Ten years ago, Richard Gazowsky, pastor of the Voice of Pentecost Church in San Francisco, received a ‘prophetic whisper’ from God to make movies. Michael Jacobs’ unique documentary shows Pastor Gazowsky and his congregation as they gear up to make “Gravity: The Shadow of Joseph,” a $50 million Biblical sci-fi epic. “Audience of One” is a fascinating study of magical thinking, an example of the “faith-based reality” sometimes alluded to in discussions of contemporary politics, and also a testament to those who sacrifice it all to be in the movies.
-Interview by Jon Robbins
How did you get into filmmaking?
I’m a self-taught filmmaker. I started during my senior year at the
Did being an English major help the transition?
Writing proposals and treatments, the ability to see narrative arcs and devise stories, all that is made easier by my background. And in “Audience of One,” I wanted to make the narrative as strong as possible.
How did you get access to this project?
I read about the church in a
What about you as a spectator? Are you an adherent to Pentecostalism yourself?
No, no. I was raised Jewish in
Did you really follow them to
Yes. I threw down a bunch of frequent flyer miles and followed them. And I’d been watching them for months, with all their questionable prepping tactics. In such an epic endeavor, something was bound to go wrong, but I gave them the benefit of the doubt. But when they said they had to go to
Was it hard was it to toe the line between cinéma vérité and mockumentary?
Oh yes, it was a constant struggle during the editing process.

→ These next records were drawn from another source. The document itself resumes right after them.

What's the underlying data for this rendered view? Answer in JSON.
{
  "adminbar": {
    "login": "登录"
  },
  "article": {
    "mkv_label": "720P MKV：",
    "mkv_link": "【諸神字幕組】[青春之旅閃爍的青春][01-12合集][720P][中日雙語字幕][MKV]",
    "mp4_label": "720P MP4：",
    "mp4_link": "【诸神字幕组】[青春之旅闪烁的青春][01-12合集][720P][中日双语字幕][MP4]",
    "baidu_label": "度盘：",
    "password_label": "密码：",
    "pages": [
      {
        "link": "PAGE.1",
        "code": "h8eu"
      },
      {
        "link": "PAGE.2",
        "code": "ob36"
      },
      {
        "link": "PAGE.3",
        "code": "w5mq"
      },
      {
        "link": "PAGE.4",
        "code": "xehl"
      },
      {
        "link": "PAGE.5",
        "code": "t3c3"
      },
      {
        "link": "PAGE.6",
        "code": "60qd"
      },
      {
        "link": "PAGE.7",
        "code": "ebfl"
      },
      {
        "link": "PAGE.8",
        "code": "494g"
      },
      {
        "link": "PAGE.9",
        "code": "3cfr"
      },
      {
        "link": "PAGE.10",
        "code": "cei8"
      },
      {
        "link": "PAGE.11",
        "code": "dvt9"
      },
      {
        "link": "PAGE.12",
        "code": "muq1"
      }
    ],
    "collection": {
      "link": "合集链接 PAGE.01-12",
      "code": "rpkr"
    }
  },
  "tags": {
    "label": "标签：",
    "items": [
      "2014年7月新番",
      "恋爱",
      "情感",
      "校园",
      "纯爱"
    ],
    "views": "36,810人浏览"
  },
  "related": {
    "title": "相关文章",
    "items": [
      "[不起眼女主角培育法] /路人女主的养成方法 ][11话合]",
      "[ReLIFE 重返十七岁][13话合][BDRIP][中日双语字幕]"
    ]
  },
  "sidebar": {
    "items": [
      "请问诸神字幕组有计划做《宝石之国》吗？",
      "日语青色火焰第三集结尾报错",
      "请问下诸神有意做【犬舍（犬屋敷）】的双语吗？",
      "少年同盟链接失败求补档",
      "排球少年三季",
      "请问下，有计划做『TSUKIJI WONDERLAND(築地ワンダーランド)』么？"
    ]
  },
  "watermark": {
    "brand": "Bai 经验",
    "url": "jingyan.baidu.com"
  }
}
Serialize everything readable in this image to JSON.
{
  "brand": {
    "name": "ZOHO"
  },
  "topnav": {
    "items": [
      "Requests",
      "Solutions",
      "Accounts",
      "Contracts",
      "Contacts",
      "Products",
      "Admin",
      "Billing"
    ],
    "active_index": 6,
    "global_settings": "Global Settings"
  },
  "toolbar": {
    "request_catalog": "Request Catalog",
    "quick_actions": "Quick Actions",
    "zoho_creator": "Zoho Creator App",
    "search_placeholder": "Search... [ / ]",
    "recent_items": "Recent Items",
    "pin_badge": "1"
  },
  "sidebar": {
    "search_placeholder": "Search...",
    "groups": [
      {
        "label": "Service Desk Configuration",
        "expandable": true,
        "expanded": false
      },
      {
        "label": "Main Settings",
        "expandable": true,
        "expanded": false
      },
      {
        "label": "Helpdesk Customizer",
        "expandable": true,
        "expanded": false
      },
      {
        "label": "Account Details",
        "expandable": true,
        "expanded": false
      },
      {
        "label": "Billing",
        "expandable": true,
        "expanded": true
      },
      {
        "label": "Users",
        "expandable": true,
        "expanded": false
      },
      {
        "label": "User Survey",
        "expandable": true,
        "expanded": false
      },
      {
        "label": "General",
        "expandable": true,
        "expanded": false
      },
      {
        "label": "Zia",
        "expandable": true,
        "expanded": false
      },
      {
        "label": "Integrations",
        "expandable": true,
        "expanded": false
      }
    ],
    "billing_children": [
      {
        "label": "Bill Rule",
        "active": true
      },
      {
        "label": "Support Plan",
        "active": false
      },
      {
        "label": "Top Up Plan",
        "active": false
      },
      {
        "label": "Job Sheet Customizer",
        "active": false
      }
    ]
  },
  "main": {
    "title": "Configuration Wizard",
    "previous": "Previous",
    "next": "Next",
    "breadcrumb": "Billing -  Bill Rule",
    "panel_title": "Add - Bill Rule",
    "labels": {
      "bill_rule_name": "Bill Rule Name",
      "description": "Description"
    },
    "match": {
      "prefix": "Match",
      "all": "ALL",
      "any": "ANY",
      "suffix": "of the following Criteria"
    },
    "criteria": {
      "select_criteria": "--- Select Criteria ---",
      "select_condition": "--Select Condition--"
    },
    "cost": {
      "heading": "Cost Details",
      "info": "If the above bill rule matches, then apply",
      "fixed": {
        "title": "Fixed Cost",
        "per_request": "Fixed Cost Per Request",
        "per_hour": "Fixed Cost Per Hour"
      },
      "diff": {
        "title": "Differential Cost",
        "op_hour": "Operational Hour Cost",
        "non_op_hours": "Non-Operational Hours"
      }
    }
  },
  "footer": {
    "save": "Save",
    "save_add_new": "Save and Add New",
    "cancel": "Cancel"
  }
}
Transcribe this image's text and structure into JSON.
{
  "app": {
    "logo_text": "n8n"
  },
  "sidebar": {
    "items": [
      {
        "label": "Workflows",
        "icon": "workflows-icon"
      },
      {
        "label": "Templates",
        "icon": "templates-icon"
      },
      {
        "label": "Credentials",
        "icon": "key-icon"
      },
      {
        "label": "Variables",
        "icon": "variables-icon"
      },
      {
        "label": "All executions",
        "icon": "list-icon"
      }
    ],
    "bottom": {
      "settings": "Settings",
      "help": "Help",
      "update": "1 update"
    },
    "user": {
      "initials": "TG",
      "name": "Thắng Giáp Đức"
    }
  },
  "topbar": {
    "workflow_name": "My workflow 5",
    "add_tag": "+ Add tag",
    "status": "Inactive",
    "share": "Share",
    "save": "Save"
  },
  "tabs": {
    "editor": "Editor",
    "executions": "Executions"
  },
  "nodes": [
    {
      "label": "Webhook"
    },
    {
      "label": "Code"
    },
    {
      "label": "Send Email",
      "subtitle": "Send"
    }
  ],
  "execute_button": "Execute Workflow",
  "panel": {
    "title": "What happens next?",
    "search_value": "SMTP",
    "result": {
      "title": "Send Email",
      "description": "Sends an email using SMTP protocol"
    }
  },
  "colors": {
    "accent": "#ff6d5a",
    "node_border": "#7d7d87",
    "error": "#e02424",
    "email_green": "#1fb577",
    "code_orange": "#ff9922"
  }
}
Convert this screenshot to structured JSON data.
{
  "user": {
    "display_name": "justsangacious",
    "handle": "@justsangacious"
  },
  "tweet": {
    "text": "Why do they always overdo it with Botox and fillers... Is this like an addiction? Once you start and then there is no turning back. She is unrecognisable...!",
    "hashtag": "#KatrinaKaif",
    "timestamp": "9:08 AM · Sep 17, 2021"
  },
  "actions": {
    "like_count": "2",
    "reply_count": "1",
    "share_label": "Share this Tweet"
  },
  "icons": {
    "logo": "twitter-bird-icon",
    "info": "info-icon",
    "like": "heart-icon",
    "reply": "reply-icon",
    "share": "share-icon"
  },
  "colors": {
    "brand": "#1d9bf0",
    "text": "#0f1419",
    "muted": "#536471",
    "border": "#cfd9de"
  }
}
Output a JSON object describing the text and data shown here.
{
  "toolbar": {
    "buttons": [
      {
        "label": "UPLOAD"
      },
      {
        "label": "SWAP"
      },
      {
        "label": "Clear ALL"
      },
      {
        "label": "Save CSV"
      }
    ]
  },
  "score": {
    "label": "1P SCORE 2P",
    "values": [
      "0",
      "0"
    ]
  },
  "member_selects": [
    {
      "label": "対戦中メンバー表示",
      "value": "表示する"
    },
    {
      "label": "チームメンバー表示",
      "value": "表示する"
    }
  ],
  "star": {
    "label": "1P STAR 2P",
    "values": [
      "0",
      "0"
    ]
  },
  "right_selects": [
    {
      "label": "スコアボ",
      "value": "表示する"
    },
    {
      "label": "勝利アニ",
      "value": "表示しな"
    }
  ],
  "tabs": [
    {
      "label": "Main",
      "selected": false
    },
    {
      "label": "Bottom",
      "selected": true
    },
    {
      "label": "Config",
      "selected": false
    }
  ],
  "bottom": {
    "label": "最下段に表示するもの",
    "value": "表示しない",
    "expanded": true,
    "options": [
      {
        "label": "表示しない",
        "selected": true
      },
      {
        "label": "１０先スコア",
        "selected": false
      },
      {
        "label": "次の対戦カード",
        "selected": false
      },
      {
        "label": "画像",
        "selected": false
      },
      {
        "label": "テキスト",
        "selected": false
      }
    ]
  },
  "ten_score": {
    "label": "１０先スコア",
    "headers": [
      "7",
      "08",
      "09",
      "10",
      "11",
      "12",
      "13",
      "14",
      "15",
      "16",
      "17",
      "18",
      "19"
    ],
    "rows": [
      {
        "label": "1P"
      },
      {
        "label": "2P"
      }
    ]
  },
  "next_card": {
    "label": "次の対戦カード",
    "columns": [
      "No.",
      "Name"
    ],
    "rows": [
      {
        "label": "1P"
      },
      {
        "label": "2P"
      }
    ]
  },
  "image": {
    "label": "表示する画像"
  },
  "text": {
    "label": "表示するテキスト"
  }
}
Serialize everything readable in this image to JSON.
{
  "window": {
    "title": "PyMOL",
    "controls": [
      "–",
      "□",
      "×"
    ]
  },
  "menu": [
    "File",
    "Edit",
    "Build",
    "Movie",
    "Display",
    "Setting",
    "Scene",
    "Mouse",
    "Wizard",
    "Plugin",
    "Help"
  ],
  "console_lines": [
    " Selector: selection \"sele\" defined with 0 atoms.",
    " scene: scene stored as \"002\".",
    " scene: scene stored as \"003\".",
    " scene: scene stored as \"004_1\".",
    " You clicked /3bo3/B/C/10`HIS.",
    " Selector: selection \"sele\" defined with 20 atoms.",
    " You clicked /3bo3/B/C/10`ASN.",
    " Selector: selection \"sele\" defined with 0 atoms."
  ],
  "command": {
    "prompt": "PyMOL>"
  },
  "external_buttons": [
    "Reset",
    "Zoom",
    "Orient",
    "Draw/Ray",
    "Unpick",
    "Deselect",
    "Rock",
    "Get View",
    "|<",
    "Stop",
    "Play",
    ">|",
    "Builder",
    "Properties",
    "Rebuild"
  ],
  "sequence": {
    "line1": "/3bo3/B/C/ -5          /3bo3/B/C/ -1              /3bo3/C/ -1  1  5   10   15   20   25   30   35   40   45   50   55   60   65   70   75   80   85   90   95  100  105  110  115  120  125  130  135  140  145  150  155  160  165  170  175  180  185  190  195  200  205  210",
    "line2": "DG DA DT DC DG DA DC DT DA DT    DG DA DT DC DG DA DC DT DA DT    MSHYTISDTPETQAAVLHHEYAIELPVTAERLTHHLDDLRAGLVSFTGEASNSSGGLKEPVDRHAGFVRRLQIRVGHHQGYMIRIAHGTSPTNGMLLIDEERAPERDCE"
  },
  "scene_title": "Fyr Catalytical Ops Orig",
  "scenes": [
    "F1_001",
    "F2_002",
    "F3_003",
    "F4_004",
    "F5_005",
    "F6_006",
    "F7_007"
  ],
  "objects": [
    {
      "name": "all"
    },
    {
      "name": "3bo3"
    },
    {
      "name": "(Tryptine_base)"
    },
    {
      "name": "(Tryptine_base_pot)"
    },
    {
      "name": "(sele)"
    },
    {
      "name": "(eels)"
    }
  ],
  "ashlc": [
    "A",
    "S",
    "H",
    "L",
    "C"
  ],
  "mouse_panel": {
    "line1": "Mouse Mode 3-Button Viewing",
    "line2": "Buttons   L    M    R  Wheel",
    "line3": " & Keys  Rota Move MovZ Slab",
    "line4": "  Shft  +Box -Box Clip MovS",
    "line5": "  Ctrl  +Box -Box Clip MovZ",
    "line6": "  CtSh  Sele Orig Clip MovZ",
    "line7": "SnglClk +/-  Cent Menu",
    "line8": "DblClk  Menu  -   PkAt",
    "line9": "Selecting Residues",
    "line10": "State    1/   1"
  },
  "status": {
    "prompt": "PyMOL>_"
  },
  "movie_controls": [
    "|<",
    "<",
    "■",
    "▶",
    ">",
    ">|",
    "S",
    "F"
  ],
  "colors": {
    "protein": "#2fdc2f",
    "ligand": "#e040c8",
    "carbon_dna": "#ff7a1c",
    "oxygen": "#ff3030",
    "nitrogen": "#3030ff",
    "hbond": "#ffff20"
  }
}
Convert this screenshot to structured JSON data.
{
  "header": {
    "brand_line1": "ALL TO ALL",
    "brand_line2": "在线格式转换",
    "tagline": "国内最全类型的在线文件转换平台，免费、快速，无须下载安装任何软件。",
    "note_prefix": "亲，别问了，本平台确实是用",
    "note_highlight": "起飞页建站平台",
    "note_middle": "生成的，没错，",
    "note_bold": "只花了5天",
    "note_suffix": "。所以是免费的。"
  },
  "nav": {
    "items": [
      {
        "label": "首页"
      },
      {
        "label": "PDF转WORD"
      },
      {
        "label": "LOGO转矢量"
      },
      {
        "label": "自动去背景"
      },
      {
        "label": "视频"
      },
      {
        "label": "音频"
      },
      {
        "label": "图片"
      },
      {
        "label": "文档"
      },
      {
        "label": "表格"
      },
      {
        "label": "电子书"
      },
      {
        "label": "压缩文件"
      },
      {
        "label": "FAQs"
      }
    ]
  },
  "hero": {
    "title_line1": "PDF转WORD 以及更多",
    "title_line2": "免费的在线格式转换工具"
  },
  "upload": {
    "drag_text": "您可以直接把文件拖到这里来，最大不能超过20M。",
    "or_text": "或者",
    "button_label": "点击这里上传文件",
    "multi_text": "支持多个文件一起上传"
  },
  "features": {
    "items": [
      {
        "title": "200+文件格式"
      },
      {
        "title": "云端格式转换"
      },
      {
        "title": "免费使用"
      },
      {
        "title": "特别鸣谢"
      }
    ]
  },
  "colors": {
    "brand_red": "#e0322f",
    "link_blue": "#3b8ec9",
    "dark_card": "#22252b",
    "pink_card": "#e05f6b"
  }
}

Kyle Henry, my
I was worried that I’d be attacked for just ridiculing these people, and some people may feel that way. But I feel secure that I did right by my subjects. Really, they made a mockery of themselves, if anything, and I just got that on tape. I never cut the film to accentuate it.
How much cutting did you do?
We had 130 hours and it’s an 88-minute film. There’s a lot of strong personal character development that I had to cut to retain the vérité and to let the narrative be driven by it.. Maybe I could have done a better job of giving a stronger voice to other people in the church. Slowly but surely the film became about Richard. At first, I though it was a film about filmmaking and faith but by the end it was a film about this one man and his vision.
His mother makes fun of him a lot.
She’s his harshest critic. She’s a really strong woman. She’s an incredible character, and she became an incredible character device, and that provided a necessary element of reality in the film.
What are the church members up to these days?
They’ve been kicked off
What do they think of the film?
They love it. We had a screening at the church the other night, and they cheered. They prayed for me, gave me hugs and a standing ovation, and then they took up an offering for me. Last Sunday, they gave me this bag of money which I could not refuse. It makes me feel good that they found the film fair and honest, and even ‘godly,’ they called it. They’re getting a lot of mileage out of this as well. The pastor was on NPR.
So he’s getting these opportunities to speak to much greater audiences. In fact he told me on Sunday night that my film is the only thing he’s got right now. He calls me every day. In fact, he called me as the plane to NY was about to take off to tell me that we were in the New York Times. And it’s a little much to be so close to the subject of your film, but it’s sweet, too. And then I still don’t really know who Richard is. After two years of observing him I’m farther than ever from knowing him.
-Interview by Jon Robbins
Last Saturday, the pastor was invited back to NPR.